By guest blogger Sarah D. Sparks
This post originally appeared on the Inside School Research blog.
The gender gap in science, technology, engineering, and mathematics may be starting to turn, according to new 2009 data from the National Center for Education Statistics.
The data is coming at a time when states and districts are in a big push to get more students—and particularly girls—into STEM careers, via everything from mentorships and clubs to STEM-only schools.
By 12th grade, girls in 2009 were more likely than boys to have earned credit in advanced math and science, including Algebra II, chemistry, biology, and health sciences, though boys are significantly more likely to earn credit in computer science and engineering.
Why then, do the data also show that girls continued to underperform in small but persistent ways across several STEM-related parts of the National Assessment of Educational Progress?
Notice anything odd about that chart? Male students were much more likely to earn credit in engineering classes than female students were—but the girls who did take those classes matched or outperformed their male classmates on the NAEP’s math and science tests.
The overall performance difference could reflect lower interest in STEM on the part of the female students studied. As the chart below shows, across the main racial groups, male students tended to be more likely to say they “like” science, and there was a similar gender breakdown for math.
Again, I think the details are interesting here. Notice that there is a much smaller gender gap between male and female Asian-American students than students of other races. We have plenty of research finding that stereotype threats can play a big role in how comfortable students of different groups feel in a STEM classroom or career, and how likely they are to “choke” on a test even if they do well in classwork. There’s even evidence suggesting the U.S. gender gap in STEM is a cultural, not biological, problem not seen in other countries. Might this be a case of choosing your stereotype? Does the stereotype of “Asian students are good at STEM” trump the one that suggests “Girls aren’t as good as boys at STEM”?
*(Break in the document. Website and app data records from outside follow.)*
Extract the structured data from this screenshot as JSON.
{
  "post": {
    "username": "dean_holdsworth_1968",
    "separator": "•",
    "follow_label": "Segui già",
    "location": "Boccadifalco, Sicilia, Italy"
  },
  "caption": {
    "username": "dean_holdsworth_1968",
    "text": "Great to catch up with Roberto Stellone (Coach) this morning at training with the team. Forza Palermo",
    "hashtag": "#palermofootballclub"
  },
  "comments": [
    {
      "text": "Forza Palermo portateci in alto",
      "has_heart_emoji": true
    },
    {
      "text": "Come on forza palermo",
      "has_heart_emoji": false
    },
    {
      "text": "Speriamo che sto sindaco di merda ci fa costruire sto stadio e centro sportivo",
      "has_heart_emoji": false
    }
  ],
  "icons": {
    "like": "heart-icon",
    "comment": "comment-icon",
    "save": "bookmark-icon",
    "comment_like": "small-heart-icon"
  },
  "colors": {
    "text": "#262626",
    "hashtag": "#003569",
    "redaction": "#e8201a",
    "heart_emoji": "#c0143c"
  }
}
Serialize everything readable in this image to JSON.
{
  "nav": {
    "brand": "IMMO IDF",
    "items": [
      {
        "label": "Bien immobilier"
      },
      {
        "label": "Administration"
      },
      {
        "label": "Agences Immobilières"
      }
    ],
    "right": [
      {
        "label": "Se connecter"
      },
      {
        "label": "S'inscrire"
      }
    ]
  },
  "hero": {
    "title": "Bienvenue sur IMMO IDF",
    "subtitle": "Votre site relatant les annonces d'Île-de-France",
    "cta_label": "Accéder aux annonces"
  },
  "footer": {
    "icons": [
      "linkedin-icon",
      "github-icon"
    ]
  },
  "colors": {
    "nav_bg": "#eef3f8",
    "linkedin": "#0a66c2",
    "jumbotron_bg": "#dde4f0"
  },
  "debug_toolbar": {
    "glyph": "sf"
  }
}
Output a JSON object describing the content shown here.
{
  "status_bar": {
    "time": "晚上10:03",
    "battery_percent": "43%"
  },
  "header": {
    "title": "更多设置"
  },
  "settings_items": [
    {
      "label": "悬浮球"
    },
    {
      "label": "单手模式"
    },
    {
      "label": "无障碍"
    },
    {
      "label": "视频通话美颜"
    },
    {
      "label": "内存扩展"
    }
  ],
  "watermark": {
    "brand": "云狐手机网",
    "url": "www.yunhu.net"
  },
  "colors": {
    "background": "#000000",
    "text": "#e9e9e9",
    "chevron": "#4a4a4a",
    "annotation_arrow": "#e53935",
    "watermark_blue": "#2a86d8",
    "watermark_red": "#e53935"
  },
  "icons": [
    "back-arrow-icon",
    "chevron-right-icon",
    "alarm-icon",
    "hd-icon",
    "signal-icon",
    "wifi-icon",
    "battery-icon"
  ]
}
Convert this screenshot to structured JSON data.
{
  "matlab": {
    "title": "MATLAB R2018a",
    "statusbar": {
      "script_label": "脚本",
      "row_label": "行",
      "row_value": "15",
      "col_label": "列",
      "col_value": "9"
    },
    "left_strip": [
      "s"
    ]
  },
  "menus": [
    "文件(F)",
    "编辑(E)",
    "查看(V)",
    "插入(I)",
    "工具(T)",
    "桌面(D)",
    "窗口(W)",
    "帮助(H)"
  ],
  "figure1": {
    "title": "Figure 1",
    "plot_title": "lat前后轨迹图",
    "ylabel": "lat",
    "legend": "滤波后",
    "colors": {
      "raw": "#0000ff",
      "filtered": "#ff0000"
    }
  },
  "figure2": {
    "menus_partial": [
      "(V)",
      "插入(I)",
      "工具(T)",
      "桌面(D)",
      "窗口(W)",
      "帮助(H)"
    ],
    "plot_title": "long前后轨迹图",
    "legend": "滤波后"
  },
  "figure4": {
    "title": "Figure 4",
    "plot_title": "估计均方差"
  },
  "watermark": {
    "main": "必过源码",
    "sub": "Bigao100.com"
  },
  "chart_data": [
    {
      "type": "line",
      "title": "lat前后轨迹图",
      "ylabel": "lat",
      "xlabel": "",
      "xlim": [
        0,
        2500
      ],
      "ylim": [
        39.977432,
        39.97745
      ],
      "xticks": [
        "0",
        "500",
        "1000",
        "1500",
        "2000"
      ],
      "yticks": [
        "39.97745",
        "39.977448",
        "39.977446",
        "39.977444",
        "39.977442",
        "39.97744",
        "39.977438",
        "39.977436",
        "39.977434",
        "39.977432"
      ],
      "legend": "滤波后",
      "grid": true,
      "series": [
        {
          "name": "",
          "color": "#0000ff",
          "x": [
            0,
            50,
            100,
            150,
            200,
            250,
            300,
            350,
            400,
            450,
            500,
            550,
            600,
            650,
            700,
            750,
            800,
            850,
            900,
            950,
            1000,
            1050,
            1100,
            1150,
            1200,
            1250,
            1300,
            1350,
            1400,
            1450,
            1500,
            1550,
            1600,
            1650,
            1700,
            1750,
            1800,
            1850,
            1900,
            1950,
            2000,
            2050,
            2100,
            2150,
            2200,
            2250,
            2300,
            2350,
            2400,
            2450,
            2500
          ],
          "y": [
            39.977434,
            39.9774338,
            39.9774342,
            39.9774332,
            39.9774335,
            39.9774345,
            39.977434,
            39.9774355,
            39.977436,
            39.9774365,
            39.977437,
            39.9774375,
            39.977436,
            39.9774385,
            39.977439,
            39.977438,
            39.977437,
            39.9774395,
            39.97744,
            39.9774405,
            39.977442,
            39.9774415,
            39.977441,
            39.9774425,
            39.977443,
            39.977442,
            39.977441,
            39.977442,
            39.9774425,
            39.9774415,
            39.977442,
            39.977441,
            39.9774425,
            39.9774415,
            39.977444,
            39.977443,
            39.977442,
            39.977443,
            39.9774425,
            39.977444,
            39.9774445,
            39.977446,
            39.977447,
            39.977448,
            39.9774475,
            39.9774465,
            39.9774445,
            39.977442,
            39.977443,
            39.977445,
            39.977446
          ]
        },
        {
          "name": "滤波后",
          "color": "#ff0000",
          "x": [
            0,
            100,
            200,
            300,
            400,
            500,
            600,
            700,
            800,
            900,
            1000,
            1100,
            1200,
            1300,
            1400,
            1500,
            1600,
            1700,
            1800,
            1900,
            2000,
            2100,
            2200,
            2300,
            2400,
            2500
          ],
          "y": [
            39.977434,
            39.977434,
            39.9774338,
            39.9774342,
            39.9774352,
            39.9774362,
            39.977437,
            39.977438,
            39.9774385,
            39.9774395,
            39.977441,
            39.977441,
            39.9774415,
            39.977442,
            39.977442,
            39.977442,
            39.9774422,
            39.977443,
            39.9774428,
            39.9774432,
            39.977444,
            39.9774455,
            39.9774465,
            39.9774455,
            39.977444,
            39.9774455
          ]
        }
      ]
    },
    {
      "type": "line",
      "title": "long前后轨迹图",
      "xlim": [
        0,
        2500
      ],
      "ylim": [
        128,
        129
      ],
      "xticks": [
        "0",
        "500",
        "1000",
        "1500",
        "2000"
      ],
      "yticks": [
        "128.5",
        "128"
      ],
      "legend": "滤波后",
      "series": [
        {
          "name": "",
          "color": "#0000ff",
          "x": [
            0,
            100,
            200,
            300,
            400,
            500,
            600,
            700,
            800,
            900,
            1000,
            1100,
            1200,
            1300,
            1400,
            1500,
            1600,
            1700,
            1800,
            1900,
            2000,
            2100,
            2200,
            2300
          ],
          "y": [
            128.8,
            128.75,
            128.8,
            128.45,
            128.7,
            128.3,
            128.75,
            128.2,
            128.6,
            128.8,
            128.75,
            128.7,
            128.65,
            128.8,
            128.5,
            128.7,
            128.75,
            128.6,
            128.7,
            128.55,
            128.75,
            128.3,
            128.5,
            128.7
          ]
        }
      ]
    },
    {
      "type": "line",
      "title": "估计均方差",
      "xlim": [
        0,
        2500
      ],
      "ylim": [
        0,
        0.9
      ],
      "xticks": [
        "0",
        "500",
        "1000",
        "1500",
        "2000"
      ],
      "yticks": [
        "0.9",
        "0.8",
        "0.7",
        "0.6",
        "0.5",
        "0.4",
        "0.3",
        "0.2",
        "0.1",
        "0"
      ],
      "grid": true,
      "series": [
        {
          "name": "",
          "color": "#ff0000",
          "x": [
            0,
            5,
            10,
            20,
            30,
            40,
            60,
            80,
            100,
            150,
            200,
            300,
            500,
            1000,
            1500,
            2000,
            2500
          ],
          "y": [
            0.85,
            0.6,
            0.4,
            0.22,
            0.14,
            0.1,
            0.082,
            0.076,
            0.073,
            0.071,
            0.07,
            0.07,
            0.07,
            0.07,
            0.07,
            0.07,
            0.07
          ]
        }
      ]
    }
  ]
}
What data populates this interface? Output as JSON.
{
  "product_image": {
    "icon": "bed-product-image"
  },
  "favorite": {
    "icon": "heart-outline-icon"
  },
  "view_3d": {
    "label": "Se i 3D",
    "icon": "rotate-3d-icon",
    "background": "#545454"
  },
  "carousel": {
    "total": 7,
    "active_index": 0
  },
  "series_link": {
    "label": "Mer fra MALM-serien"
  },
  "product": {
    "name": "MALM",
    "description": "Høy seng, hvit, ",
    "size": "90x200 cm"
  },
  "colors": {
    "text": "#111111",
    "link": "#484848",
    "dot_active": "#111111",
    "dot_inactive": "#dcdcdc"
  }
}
Charts: Gender gaps continue between male and female 12th graders who have taken advanced science and math coursework, according to the National Center on Education Statistics. Source: NCES
A version of this news article first appeared in the Curriculum Matters blog.